- Legal. That’s right, more legal. You need someone on YOUR team to work with your law firm. Are you a lawyer? If not, you’ll probably need a lawyer to represent you on calls with your team and help you decide what advice and actions to take. If you don’t have a lawyer on your team, you need to hire one. This is not legal advice, it’s just a good idea.
- Tax Advice. Income derived from network (aka Utility) token sales is considered fully taxable, whereas funds gained from an equity raise are not generally taxable. A good tax attorney or accountant is important, and our commentary is not tax advice.
- A Cap Table. ICO issuances, as a rule, sold network tokens (aka ‘utility’ tokens) to ‘contributors’ without any rights to underlying assets. While a network token is STILL a security under Reg D, it doesn’t necessarily confer equity or other rights. However, if you are issuing ANY security under Reg D, you need to register it and its owner. So you will need to place the information about the holder and the date/price paid etc. onto a ledger. The same goes for any Equity Token buyer data. You will need a registry of your stakeholders so you can communicate and establish eligibility for trading and exchanges.
- Restricted Shares. If you sell tokens via Reg D, it is likely that equity token buyers will be subject to a 1 year lockup, so you will have to add that to your list. At this writing, you can’t distribute tokens that are not locked-up and comply with SEC 33.
- Ongoing KYC and Email Addresses. You will need to communicate with your buyers to send them consents, K-1s, 10-Qs, etc. You need to KYC your buyers and you will need ongoing KYC and AML procedures in place.
- A foreign jurisdiction. If you issuing from the US, you may be limited to who you can sell your tokens to. In order to maximize your token sale, you may need to set up a subsidiary in another jurisdiction and file a Form F-1. If you set up in a foreign jurisdiction? That’s a whole other post.
- More Money and More Time. This is the most important distinction. In my estimation, you cannot launch an STO for a software project with less than $1 million, and that may not be enough. Your legal and other costs are that much higher, and you may find it necessary to raise venture capital prior to embarking on an STO.
Things you don’t need and can’t use are important too.
A. You may not be able to advertise your token offering unless you are selling to certain US-only investors according to 506(c). Consult with your attorney. Becuase Vertalo is filing under a combination Reg D and Reg S.
B. You will not get as much benefit from Telegram or Slack, and may not be able to use them as you would with a ICO
C. You need to be very careful about working with advisors who are not a licensed Broker-Dealer. Again consult your attorney.
D. You cannot make forward-looking statements in your whitepaper. This one really hurts some projects.
There are other nuances about what you can and cannot do.

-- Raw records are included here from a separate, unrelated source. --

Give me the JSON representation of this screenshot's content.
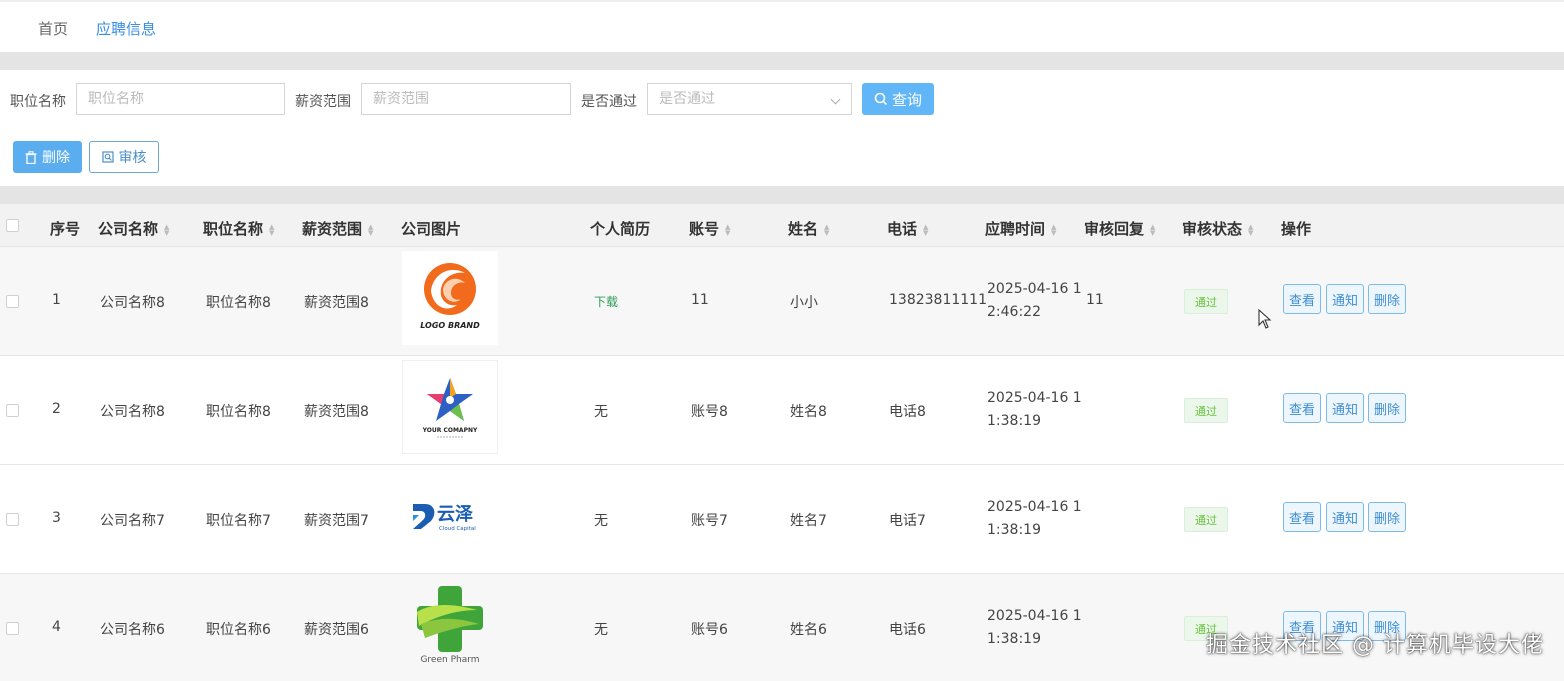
{
  "breadcrumb": {
    "home": "首页",
    "current": "应聘信息"
  },
  "search": {
    "job_label": "职位名称",
    "job_placeholder": "职位名称",
    "salary_label": "薪资范围",
    "salary_placeholder": "薪资范围",
    "pass_label": "是否通过",
    "pass_placeholder": "是否通过",
    "query_button": "查询"
  },
  "actions": {
    "delete_button": "删除",
    "audit_button": "审核"
  },
  "table": {
    "headers": {
      "index": "序号",
      "company": "公司名称",
      "job": "职位名称",
      "salary": "薪资范围",
      "image": "公司图片",
      "resume": "个人简历",
      "account": "账号",
      "name": "姓名",
      "phone": "电话",
      "time": "应聘时间",
      "reply": "审核回复",
      "status": "审核状态",
      "ops": "操作"
    },
    "rows": [
      {
        "index": "1",
        "company": "公司名称8",
        "job": "职位名称8",
        "salary": "薪资范围8",
        "logo_text": "LOGO BRAND",
        "resume": "下载",
        "account": "11",
        "name": "小小",
        "phone": "13823811111",
        "time_line1": "2025-04-16 1",
        "time_line2": "2:46:22",
        "reply": "11",
        "status": "通过"
      },
      {
        "index": "2",
        "company": "公司名称8",
        "job": "职位名称8",
        "salary": "薪资范围8",
        "logo_text": "YOUR COMAPNY",
        "resume": "无",
        "account": "账号8",
        "name": "姓名8",
        "phone": "电话8",
        "time_line1": "2025-04-16 1",
        "time_line2": "1:38:19",
        "reply": "",
        "status": "通过"
      },
      {
        "index": "3",
        "company": "公司名称7",
        "job": "职位名称7",
        "salary": "薪资范围7",
        "logo_text": "云泽",
        "logo_sub": "Cloud Capital",
        "resume": "无",
        "account": "账号7",
        "name": "姓名7",
        "phone": "电话7",
        "time_line1": "2025-04-16 1",
        "time_line2": "1:38:19",
        "reply": "",
        "status": "通过"
      },
      {
        "index": "4",
        "company": "公司名称6",
        "job": "职位名称6",
        "salary": "薪资范围6",
        "logo_text": "Green Pharm",
        "resume": "无",
        "account": "账号6",
        "name": "姓名6",
        "phone": "电话6",
        "time_line1": "2025-04-16 1",
        "time_line2": "1:38:19",
        "reply": "",
        "status": "通过"
      }
    ],
    "row_ops": {
      "view": "查看",
      "notify": "通知",
      "delete": "删除"
    }
  },
  "watermark": "掘金技术社区 @ 计算机毕设大佬",
  "colors": {
    "primary": "#5aaef0",
    "link": "#3a8ee6",
    "success": "#67c23a"
  }
}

None of this should be construed as legal and tax advice, and I am not a lawyer. However, we have many attorneys and tax advisors associated with the Vertalo project and we learned how different and STO was compared to an ICO over a 9 month process towards our own issuance. Vertalo’s STO journey was very intellectually demanding, but very time-consuming. We learned a ton. Most of what learned about security token issuances we now apply at our parent company SeriesX.
We issued our own Reg D SEC Compliant Security tokens in March of 2018 and it really changed how we see the world. Sure, it’s more complicated than an ICO, and certainly more expensive, but it also gave us some peace of mind.
If you want to learn more about tokenized securities and registries, please visit www.vertalo.com and if you want to reach out to me, email me at firstname.lastname@example.org